WHAT IS NEEDED ::
Below are some records. Say how many of their lines include the string "Variable", giving only the number.

SUPPLIED DATA ::

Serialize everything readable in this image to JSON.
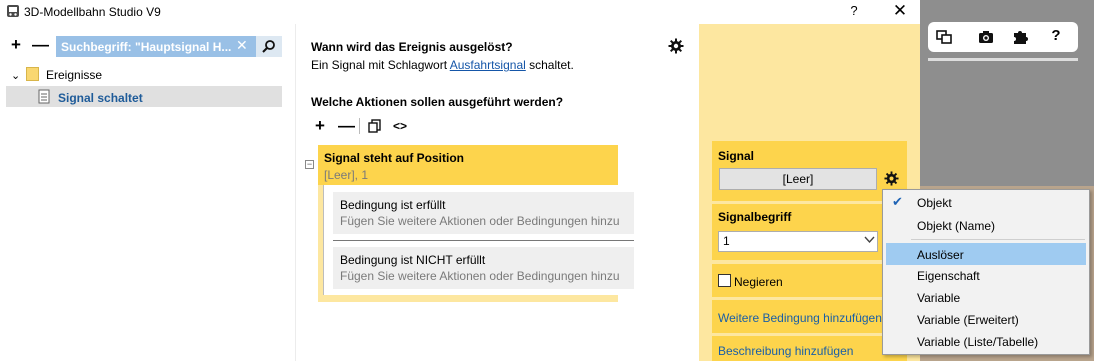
{
  "window": {
    "title": "3D-Modellbahn Studio V9",
    "help_label": "?",
    "close_label": "✕"
  },
  "tree": {
    "add_label": "+",
    "remove_label": "—",
    "search_text": "Suchbegriff: \"Hauptsignal H...",
    "search_clear": "✕",
    "folder_chevron": "⌄",
    "folder_label": "Ereignisse",
    "item_label": "Signal schaltet"
  },
  "trigger": {
    "heading": "Wann wird das Ereignis ausgelöst?",
    "text_before": "Ein Signal mit Schlagwort ",
    "link": "Ausfahrtsignal",
    "text_after": " schaltet."
  },
  "actions": {
    "heading": "Welche Aktionen sollen ausgeführt werden?",
    "add_label": "+",
    "remove_label": "—",
    "code_label": "<>",
    "collapse_label": "−",
    "block_title": "Signal steht auf Position",
    "block_subtitle": "[Leer], 1",
    "conditions": [
      {
        "title": "Bedingung ist erfüllt",
        "hint": "Fügen Sie weitere Aktionen oder Bedingungen hinzu"
      },
      {
        "title": "Bedingung ist NICHT erfüllt",
        "hint": "Fügen Sie weitere Aktionen oder Bedingungen hinzu"
      }
    ]
  },
  "properties": {
    "signal_label": "Signal",
    "signal_value": "[Leer]",
    "signalbegriff_label": "Signalbegriff",
    "signalbegriff_value": "1",
    "negieren_label": "Negieren",
    "negieren_checked": false,
    "weitere_label": "Weitere Bedingung hinzufügen",
    "beschreibung_label": "Beschreibung hinzufügen"
  },
  "context_menu": {
    "check_mark": "✔",
    "items": [
      "Objekt",
      "Objekt (Name)",
      "Auslöser",
      "Eigenschaft",
      "Variable",
      "Variable (Erweitert)",
      "Variable (Liste/Tabelle)"
    ],
    "checked_item": "Objekt",
    "highlighted_item": "Auslöser"
  },
  "view_toolbar": {
    "icons": [
      "windows-icon",
      "camera-icon",
      "puzzle-icon",
      "help-icon"
    ],
    "help_label": "?"
  },
  "colors": {
    "accent_yellow": "#fdd44c",
    "panel_yellow": "#fde7a0",
    "selection_blue": "#99c0e6",
    "menu_highlight": "#9fcbf1",
    "link_blue": "#1a5fa6"
  }
}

RESPONSE AREA ::
3